A liberal arts education, thus, is not the study of some random, disjointed hodge-podge collection of musty subjects that somehow end up equaling a sum total of academic credit known as the “Grade Point Average.” Students (and here I use that term loosely) who worship at the shrine of “G.P.A.” are forever quantifying and parsing their “education” (again, here using that term loosely) so that they might show evidence that they have done well in the “classes…required in order to advance.” Conversely, and not so surprisingly, students who hear the symphony of their liberal arts education tend to pursue their studies with vigor, and their grades largely take care of themselves.
In a very close parallel, understanding the value of a liberal arts education is much like understanding, thus doing well, in an individual discipline. It does not take many months in school for a child to figure out that in order to do well, they have to “know the answer.” So, the pursuit of finding that answer begins; “tell me what I need to know” becomes the order of the day. As maturity begins, some begin to understand that it is not merely the answer that matters, but why and how the answer is developed as it is. A true education begins at that point. So it is with understanding a liberal arts curriculum; it is not simply about “what I need to know,” but what the whole of the curriculum means.
American education, and Western education generally, was rightly attacked in the latter 19th century by educational philosophers like John Dewey for the absolute emphasis on rote memorization. Yet, memorization is necessary; facts are vital. Dewey dismissed the importance of a standard education, and even—at times—of a factual basis from which to begin. From wandering off that path, he went far astray into the dark wood of relativism. In like manner, individual courses matter in a liberal arts education; grades matter; absolute grades exist at the end of a semester and stay on a transcript—but, grades alone can not reflect the value of a liberal arts education, nor give real meaning to it.

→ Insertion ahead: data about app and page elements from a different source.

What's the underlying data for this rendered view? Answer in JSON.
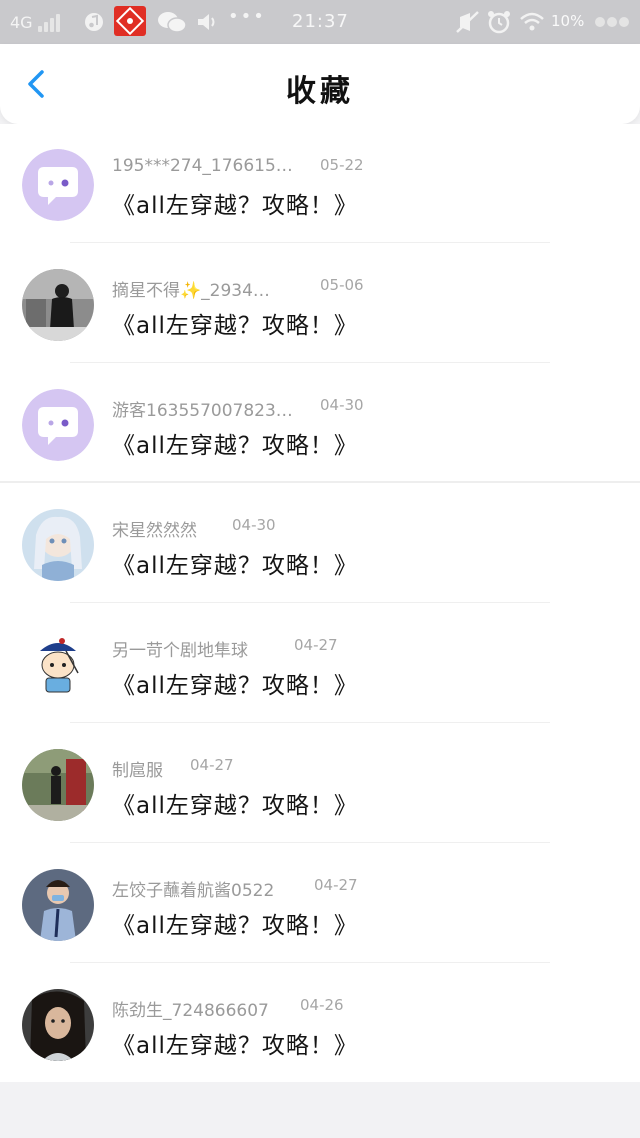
{
  "status_bar": {
    "network": "4G",
    "time": "21:37",
    "battery": "10%",
    "dots": "•••"
  },
  "header": {
    "title": "收藏",
    "back_icon": "chevron-left-icon"
  },
  "items": [
    {
      "name": "195***274_176615…",
      "date": "05-22",
      "title": "《all左穿越？攻略！》",
      "avatar": "chat-bubble-avatar",
      "avatar_color": "#d5c6f2"
    },
    {
      "name": "摘星不得✨_2934…",
      "date": "05-06",
      "title": "《all左穿越？攻略！》",
      "avatar": "photo-avatar-bw",
      "avatar_color": "#555555"
    },
    {
      "name": "游客163557007823…",
      "date": "04-30",
      "title": "《all左穿越？攻略！》",
      "avatar": "chat-bubble-avatar",
      "avatar_color": "#d5c6f2"
    },
    {
      "name": "宋星然然然",
      "date": "04-30",
      "title": "《all左穿越？攻略！》",
      "avatar": "anime-girl-avatar",
      "avatar_color": "#cfe0ee"
    },
    {
      "name": "另一苛个剧地隼球",
      "date": "04-27",
      "title": "《all左穿越？攻略！》",
      "avatar": "cartoon-official-avatar",
      "avatar_color": "#ffffff"
    },
    {
      "name": "制扈服",
      "date": "04-27",
      "title": "《all左穿越？攻略！》",
      "avatar": "street-photo-avatar",
      "avatar_color": "#6b7b5a"
    },
    {
      "name": "左饺子蘸着航酱0522",
      "date": "04-27",
      "title": "《all左穿越？攻略！》",
      "avatar": "boy-photo-avatar",
      "avatar_color": "#5d6a80"
    },
    {
      "name": "陈劲生_724866607",
      "date": "04-26",
      "title": "《all左穿越？攻略！》",
      "avatar": "portrait-photo-avatar",
      "avatar_color": "#3d3d3d"
    }
  ],
  "colors": {
    "accent": "#2196f3",
    "status_bar_bg": "#c9c9cc",
    "page_bg": "#f2f2f4"
  }
}
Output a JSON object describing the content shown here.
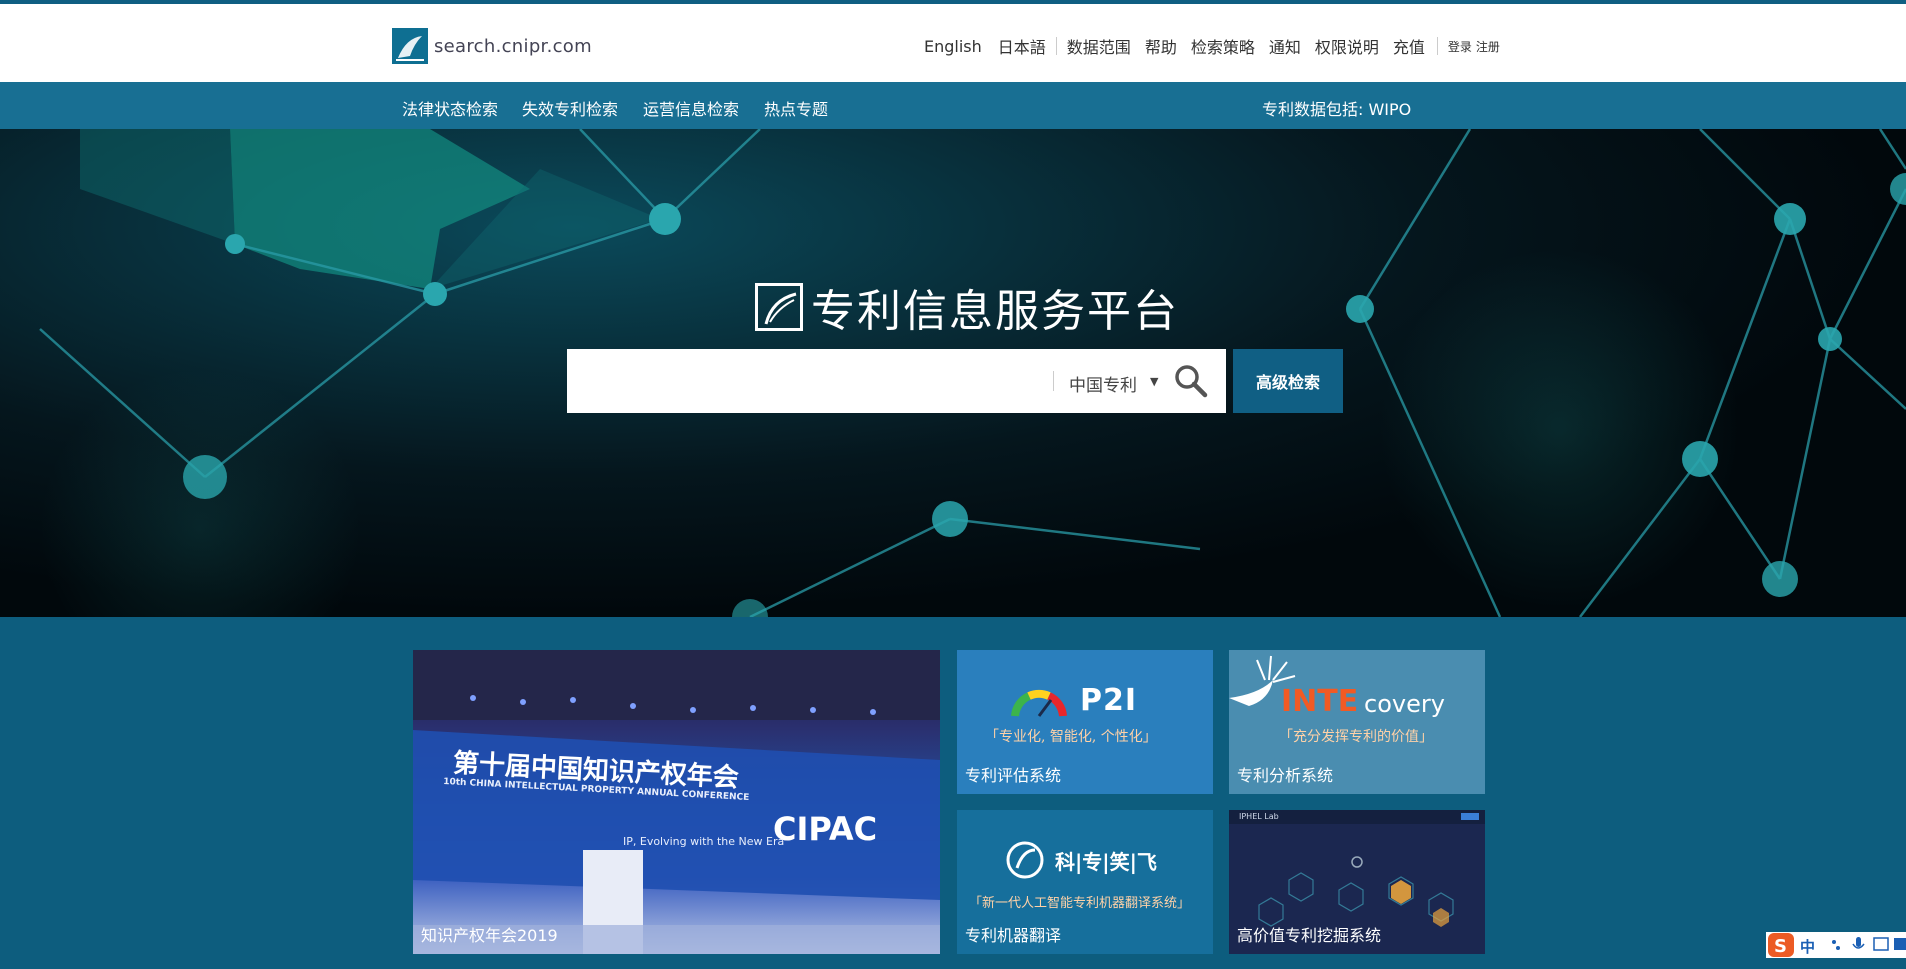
{
  "header": {
    "logo_text": "search.cnipr.com",
    "links": [
      "English",
      "日本語",
      "数据范围",
      "帮助",
      "检索策略",
      "通知",
      "权限说明",
      "充值"
    ],
    "login": "登录",
    "register": "注册"
  },
  "nav": {
    "items": [
      "法律状态检索",
      "失效专利检索",
      "运营信息检索",
      "热点专题"
    ],
    "right_text": "专利数据包括: WIPO"
  },
  "hero": {
    "title": "专利信息服务平台",
    "search": {
      "placeholder": "",
      "scope": "中国专利"
    },
    "advanced_button": "高级检索"
  },
  "tiles": [
    {
      "label": "知识产权年会2019",
      "banner_title": "第十届中国知识产权年会",
      "banner_en": "10th CHINA INTELLECTUAL PROPERTY ANNUAL CONFERENCE",
      "banner_logo": "CIPAC",
      "banner_slogan": "IP, Evolving with the New Era"
    },
    {
      "label": "专利评估系统",
      "brand": "P2I",
      "slogan": "「专业化, 智能化, 个性化」"
    },
    {
      "label": "专利分析系统",
      "brand_a": "INTE",
      "brand_b": "covery",
      "slogan": "「充分发挥专利的价值」"
    },
    {
      "label": "专利机器翻译",
      "brand": "科|专|笑|飞",
      "slogan": "「新一代人工智能专利机器翻译系统」"
    },
    {
      "label": "高价值专利挖掘系统",
      "brand": "IPHEL Lab"
    }
  ],
  "ime": {
    "label": "中"
  },
  "colors": {
    "brand": "#186f93",
    "page_bg": "#0d5d7e",
    "accent_orange": "#f15a24"
  }
}
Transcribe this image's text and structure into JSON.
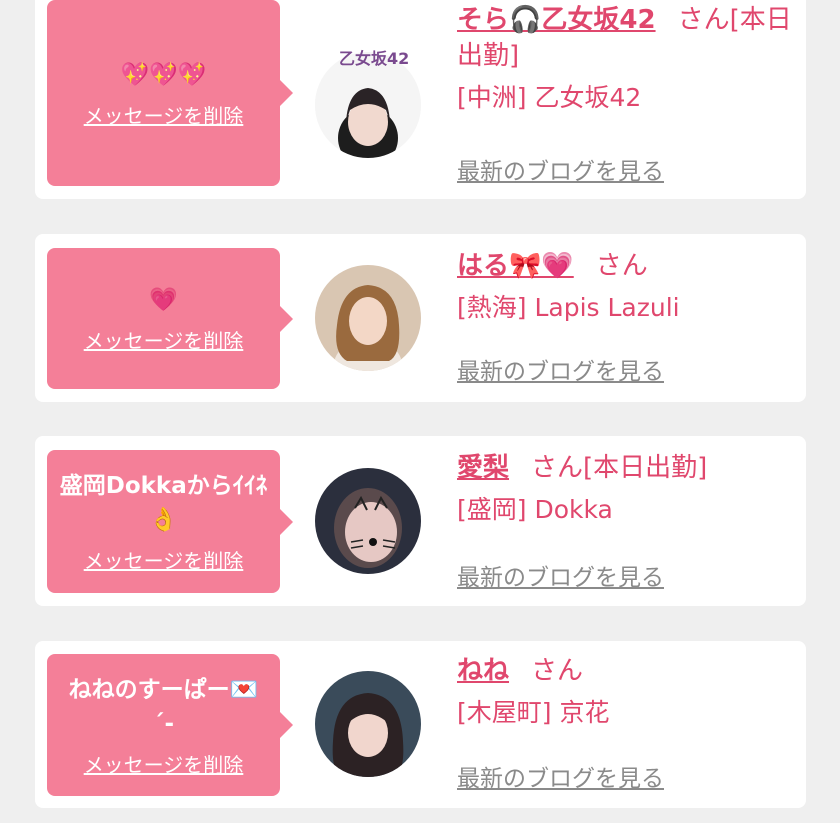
{
  "colors": {
    "accent": "#e0476d",
    "bubble": "#f47f98",
    "background": "#efefef",
    "link_gray": "#8a8a8a"
  },
  "cards": [
    {
      "message": "💖💖💖",
      "delete_label": "メッセージを削除",
      "avatar_logo_text": "乙女坂42",
      "name": "そら🎧乙女坂42",
      "honorific": "さん[本日出勤]",
      "shop": "[中洲] 乙女坂42",
      "blog_label": "最新のブログを見る"
    },
    {
      "message": "💗",
      "delete_label": "メッセージを削除",
      "name": "はる🎀💗",
      "honorific": "さん",
      "shop": "[熱海] Lapis Lazuli",
      "blog_label": "最新のブログを見る"
    },
    {
      "message": "盛岡Dokkaからｲｲﾈ👌",
      "delete_label": "メッセージを削除",
      "name": "愛梨",
      "honorific": "さん[本日出勤]",
      "shop": "[盛岡] Dokka",
      "blog_label": "最新のブログを見る"
    },
    {
      "message": "ねねのすーぱー💌 ´-",
      "delete_label": "メッセージを削除",
      "name": "ねね",
      "honorific": "さん",
      "shop": "[木屋町] 京花",
      "blog_label": "最新のブログを見る"
    }
  ]
}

Of course, what every professor likes to side-step is one obvious answer to the question of “why do I have to learn this?” For, one obvious answer is: “you do not have to.” As the comparative mythologist Joseph Campbell immediately admitted of his own secularist/spiritualist studies: “My first response would be, ‘Go on, live your life, it’s a good life—you don’t need mythology.’” Naturally, Campbell then quickly moved on, explaining why and howmythology is a living and relevant topic of study. Still, his immediate response is true enough: you don’t “need” it.
Certainly, for the Christian scholar, the pursuit of a secular liberal arts education is not about “needing” it to create a “good” life. Seeking God’s face and favor is the beginning of finding a “good” life in the days He gives us; Christians understand this, if they are of any maturity at all. What a liberal arts education can do, if considered as the symphony that it is, is provide a greater frame of reference for our faith; a deeper and broader context in understanding His word gives the Christian scholar not only an assurance of faith, but also offers an opportunity to develop skills to be effective people in His kingdom.
Dr. Brian Crispell
Professor of History